Appeal from the Superior Court in Pima County. No. CR20132758001. The Honorable Scott Rash, Judge.
For Appellee: Chris DeRose, Assistant Solicitor General, Phoenix, Mark Brnovich, Arizona Attorney General, Joseph T. Maziarz, Section Chief Counsel, Phoenix.
For Appellant: David J. Euchner, Assistant Public Defender, Tucson, Steven R. Sonenberg, Interim Pima County Public Defender.
Presiding Judge Miller authored the opinion of the Court, in which Chief Judge Eckerstrom and Judge Espinosa concurred.
MILLER, Presiding Judge:
[¶1] Maverick Gray was convicted after a jury trial of one count of sale of narcotics, cocaine base, and sentenced to a 9.25-year prison term. On appeal, he argues the trial court abused its discretion by refusing his request for a jury instruction on entrapment. For the reasons that follow, Gray's conviction and sentence are affirmed.
Factual and Procedural Background
[¶2] We view the facts in the light most favorable to the party requesting the jury instruction. See State v. King, 225 Ariz. 87, ¶ 13, 235 P.3d 240, 243 (2010). In June 2013, Tucson Police Department Officer J.D. was working undercover, posing as a narcotics buyer. Around 11:30 p.m., he saw Gray seated at a bus stop although, the officer believed, bus service had ended for the evening. He pulled his car to the curb, ten to fifteen feet in front of the bus stop, and exchanged looks with Gray. J.D. then asked Gray, " Hey, can you help me out?" Gray approached the car and responded, " What kind of help do you need?" J.D. replied that he was trying to get some " hard," a slang term used for crack cocaine. Gray asked what was in it for him. Gray then negotiated a ten-dollar fee in exchange for acquiring twenty dollars of crack cocaine.
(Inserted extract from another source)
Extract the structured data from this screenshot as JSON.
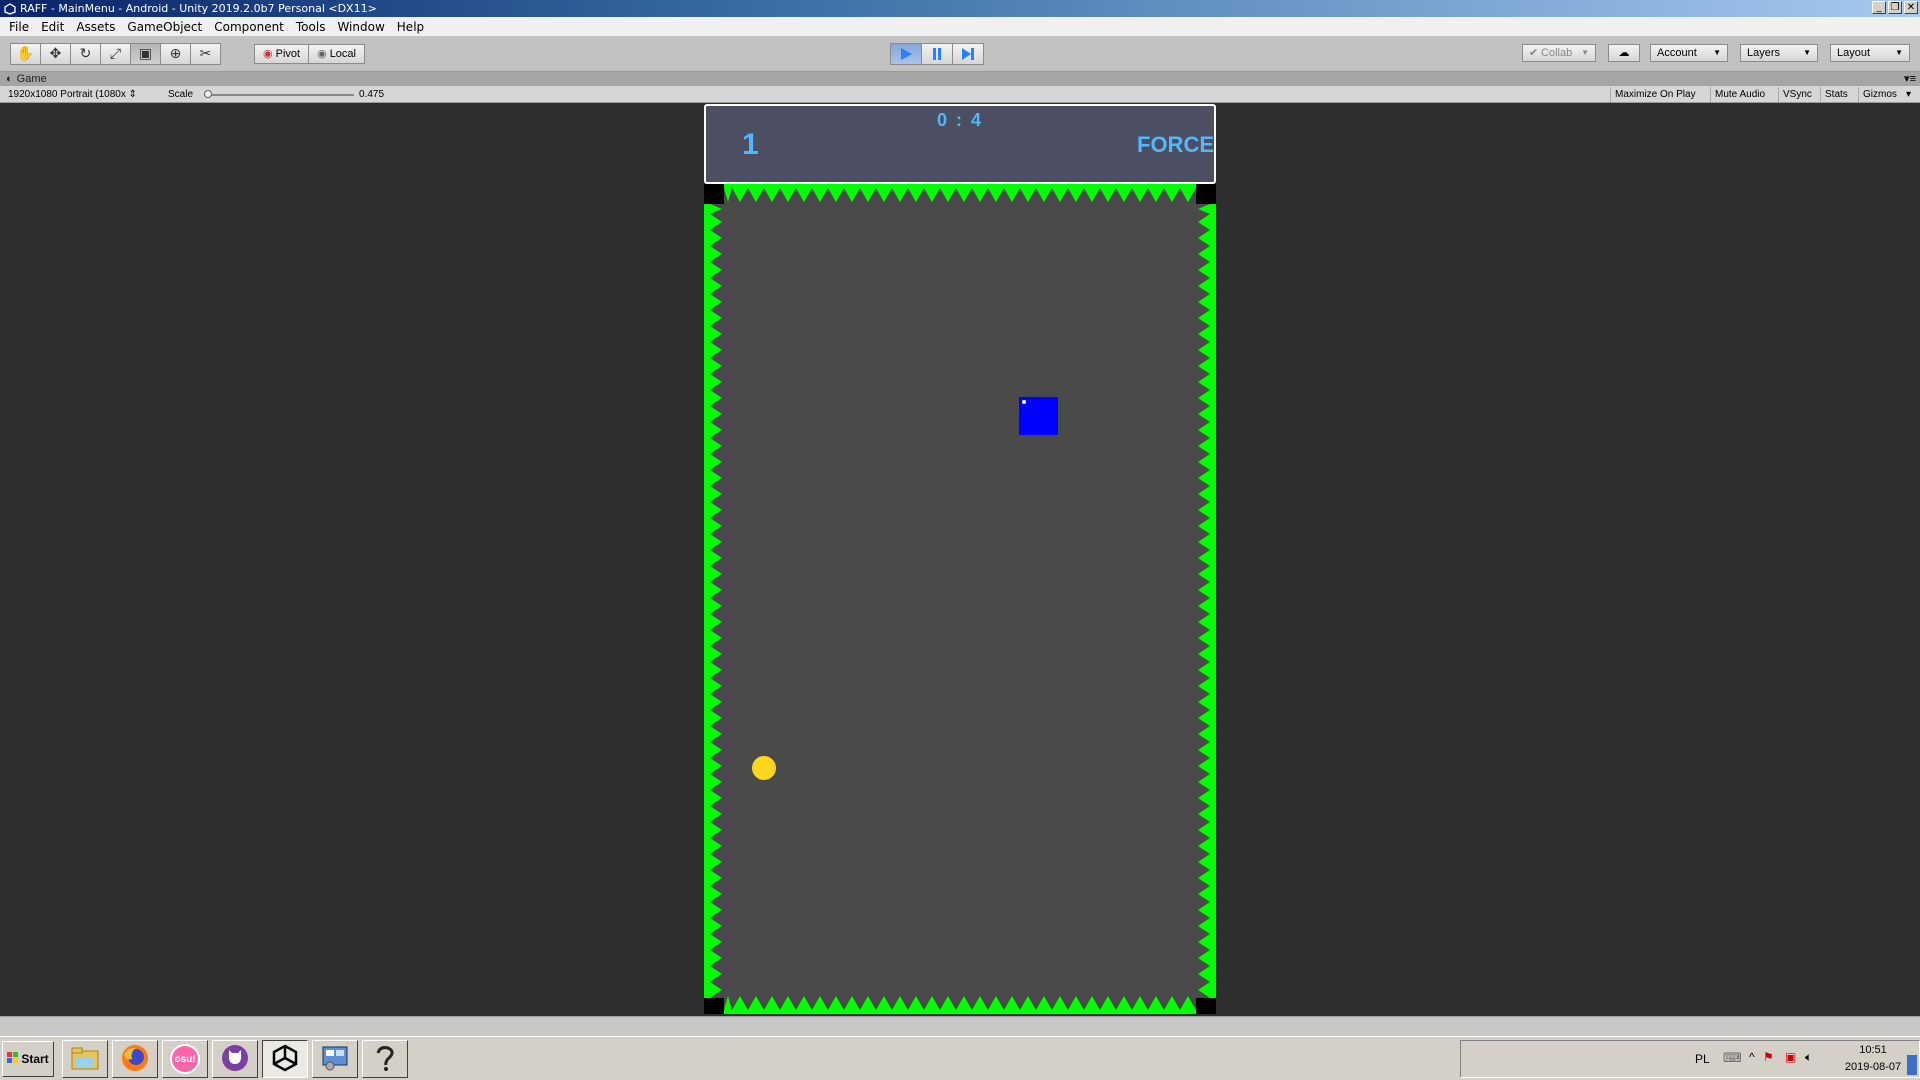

[¶3] Gray got in J.D.'s vehicle and directed him four miles through the city to an apartment complex. When they arrived J.D. gave Gray a twenty-dollar bill. Gray left the vehicle and headed to an unknown location. He returned about ten minutes later with a crack rock. J.D. gave Gray ten dollars and communicated to other officers that the deal had been completed. Gray was arrested shortly thereafter.
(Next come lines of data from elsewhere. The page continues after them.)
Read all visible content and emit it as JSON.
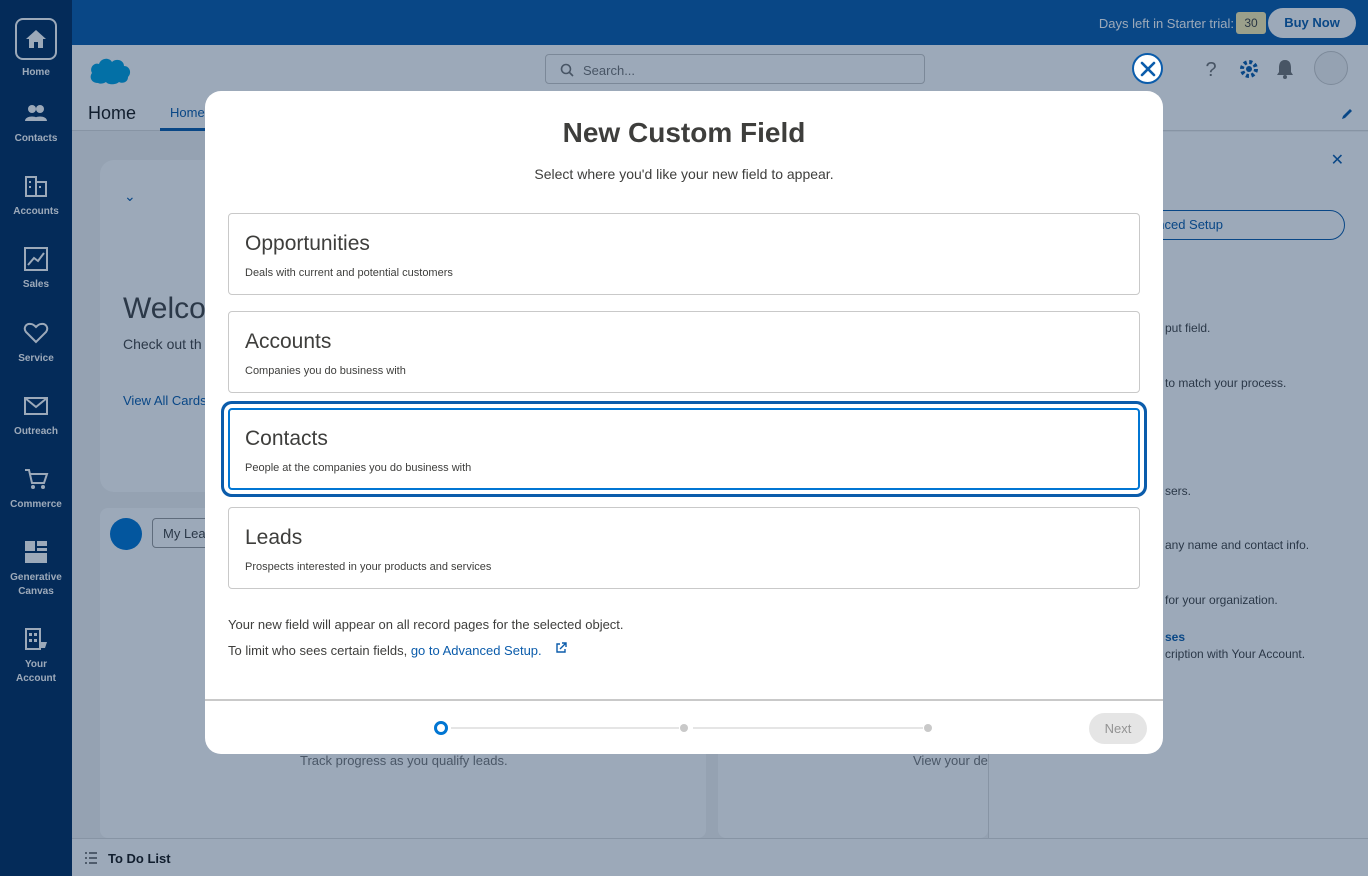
{
  "rail": {
    "items": [
      {
        "label": "Home",
        "icon": "home-icon"
      },
      {
        "label": "Contacts",
        "icon": "contacts-icon"
      },
      {
        "label": "Accounts",
        "icon": "accounts-icon"
      },
      {
        "label": "Sales",
        "icon": "sales-icon"
      },
      {
        "label": "Service",
        "icon": "heart-icon"
      },
      {
        "label": "Outreach",
        "icon": "mail-icon"
      },
      {
        "label": "Commerce",
        "icon": "cart-icon"
      },
      {
        "label_line1": "Generative",
        "label_line2": "Canvas",
        "icon": "canvas-icon"
      },
      {
        "label_line1": "Your",
        "label_line2": "Account",
        "icon": "building-icon"
      }
    ]
  },
  "trial": {
    "text": "Days left in Starter trial:",
    "days": "30",
    "buy_label": "Buy Now"
  },
  "header": {
    "search_placeholder": "Search...",
    "page_title": "Home",
    "tab_label": "Home"
  },
  "background": {
    "welcome_title": "Welco",
    "welcome_sub": "Check out th",
    "view_all": "View All Cards",
    "my_leads": "My Leads",
    "track_text": "Track progress as you qualify leads.",
    "view_your": "View your de",
    "todo_label": "To Do List",
    "right_panel": {
      "setup_button": "anced Setup",
      "lines": [
        "put field.",
        "to match your process.",
        "sers.",
        "any name and contact info.",
        "for your organization.",
        "ses",
        "cription with Your Account."
      ]
    }
  },
  "modal": {
    "title": "New Custom Field",
    "subtitle": "Select where you'd like your new field to appear.",
    "options": [
      {
        "title": "Opportunities",
        "description": "Deals with current and potential customers",
        "selected": false
      },
      {
        "title": "Accounts",
        "description": "Companies you do business with",
        "selected": false
      },
      {
        "title": "Contacts",
        "description": "People at the companies you do business with",
        "selected": true
      },
      {
        "title": "Leads",
        "description": "Prospects interested in your products and services",
        "selected": false
      }
    ],
    "note_line1": "Your new field will appear on all record pages for the selected object.",
    "note_line2_prefix": "To limit who sees certain fields,",
    "note_line2_link": "go to Advanced Setup.",
    "progress": {
      "current_step": 1,
      "total_steps": 3
    },
    "next_label": "Next"
  },
  "colors": {
    "brand_blue": "#0b5cab",
    "rail_bg": "#032d60",
    "accent": "#0176d3"
  }
}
[¶4] Over Gray's objection, the trial court
admitted a recording of his conversation with
J.D. Based on the statements he made to the officer, Gray
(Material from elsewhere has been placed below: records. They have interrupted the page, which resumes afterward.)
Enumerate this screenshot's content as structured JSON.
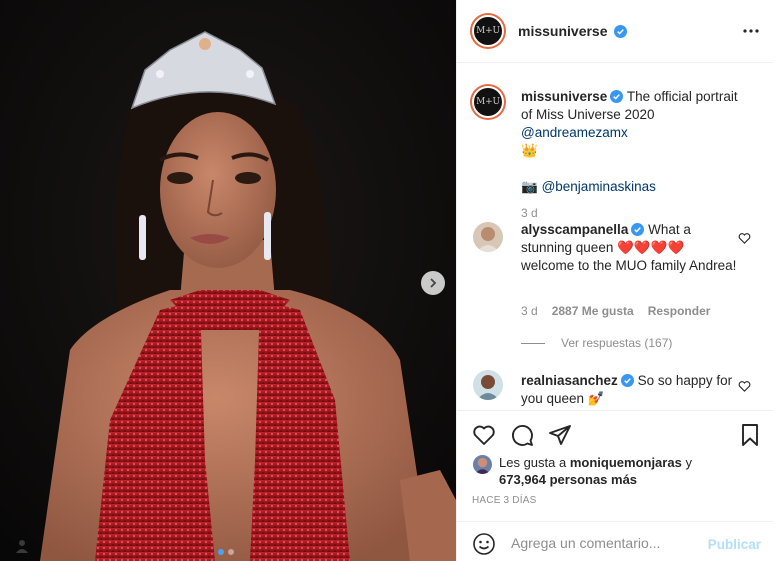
{
  "post": {
    "author": "missuniverse",
    "avatar_text": "M+U",
    "caption_text": "The official portrait of Miss Universe 2020",
    "caption_mention": "@andreamezamx",
    "caption_emoji": "👑",
    "photo_emoji": "📷",
    "photo_credit": "@benjaminaskinas",
    "caption_age": "3 d"
  },
  "icons": {
    "verified": "verified-badge-icon",
    "more": "more-options-icon",
    "next": "chevron-right-icon",
    "like": "heart-icon",
    "comment": "speech-bubble-icon",
    "share": "paper-plane-icon",
    "save": "bookmark-icon",
    "emoji": "smiley-icon",
    "user_tags": "user-silhouette-icon"
  },
  "comments": [
    {
      "author": "alysscampanella",
      "text_before": "What a stunning queen",
      "hearts": "❤️❤️❤️❤️",
      "text_after": "welcome to the MUO family Andrea!",
      "age": "3 d",
      "likes": "2887 Me gusta",
      "reply": "Responder",
      "view_replies": "Ver respuestas (167)"
    },
    {
      "author": "realniasanchez",
      "text": "So so happy for you queen",
      "emoji": "💅"
    }
  ],
  "likes": {
    "prefix": "Les gusta a",
    "user": "moniquemonjaras",
    "conj": "y",
    "count": "673,964 personas más"
  },
  "timestamp": "HACE 3 DÍAS",
  "comment_box": {
    "placeholder": "Agrega un comentario...",
    "post_label": "Publicar"
  },
  "carousel": {
    "slides": 2,
    "active": 0
  },
  "colors": {
    "link": "#00376b",
    "verified": "#3897f0",
    "post_disabled": "#b2dffc",
    "dress": "#b3161c",
    "background_photo": "#0e0c0c"
  }
}
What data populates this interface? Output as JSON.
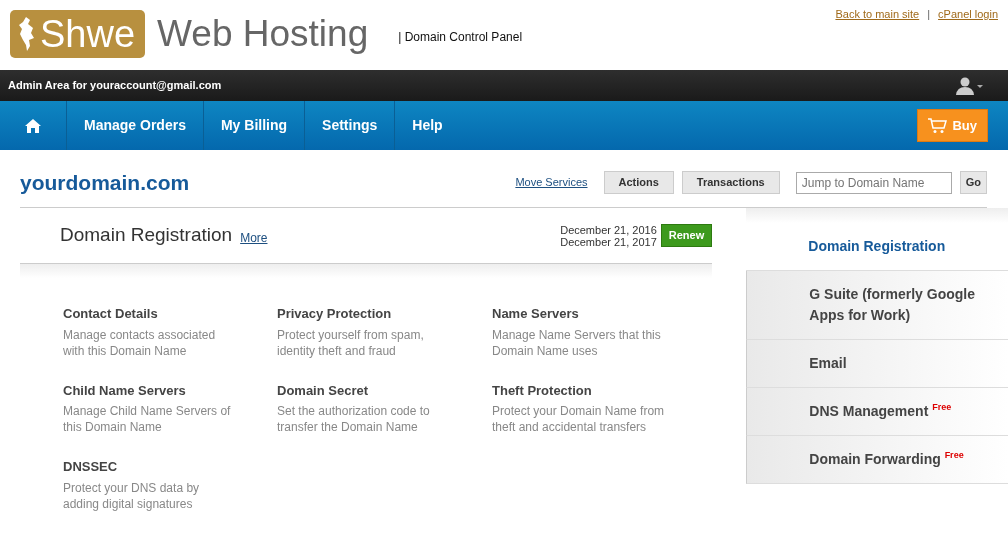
{
  "logo": {
    "mark": "Shwe",
    "name": "Web Hosting"
  },
  "tagline": "| Domain Control Panel",
  "top_links": [
    {
      "label": "Back to main site"
    },
    {
      "label": "cPanel login"
    }
  ],
  "top_link_separator": "|",
  "admin_bar": {
    "text": "Admin Area for youraccount@gmail.com"
  },
  "nav": {
    "items": [
      "Manage Orders",
      "My Billing",
      "Settings",
      "Help"
    ],
    "buy": "Buy"
  },
  "domain": {
    "name": "yourdomain.com",
    "move_link": "Move Services",
    "buttons": [
      "Actions",
      "Transactions"
    ],
    "jump": {
      "placeholder": "Jump to Domain Name"
    },
    "go": "Go"
  },
  "section": {
    "title": "Domain Registration",
    "more": "More",
    "dates": [
      "December 21, 2016",
      "December 21, 2017"
    ],
    "renew": "Renew"
  },
  "features": [
    {
      "title": "Contact Details",
      "desc": "Manage contacts associated with this Domain Name"
    },
    {
      "title": "Privacy Protection",
      "desc": "Protect yourself from spam, identity theft and fraud"
    },
    {
      "title": "Name Servers",
      "desc": "Manage Name Servers that this Domain Name uses"
    },
    {
      "title": "Child Name Servers",
      "desc": "Manage Child Name Servers of this Domain Name"
    },
    {
      "title": "Domain Secret",
      "desc": "Set the authorization code to transfer the Domain Name"
    },
    {
      "title": "Theft Protection",
      "desc": "Protect your Domain Name from theft and accidental transfers"
    },
    {
      "title": "DNSSEC",
      "desc": "Protect your DNS data by adding digital signatures"
    }
  ],
  "sidebar": {
    "items": [
      {
        "label": "Domain Registration",
        "selected": true
      },
      {
        "label": "G Suite (formerly Google Apps for Work)",
        "selected": false
      },
      {
        "label": "Email",
        "selected": false
      },
      {
        "label": "DNS Management",
        "badge": "Free",
        "selected": false
      },
      {
        "label": "Domain Forwarding",
        "badge": "Free",
        "selected": false
      }
    ]
  }
}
requested an instruction on entrapment arguing he admitted the elements of the
crime in the recording. The court denied the request, concluding Gray had not
admitted to the substantive elements of the underlying offense; therefore, the
admission requirement for an entrapment defense had ...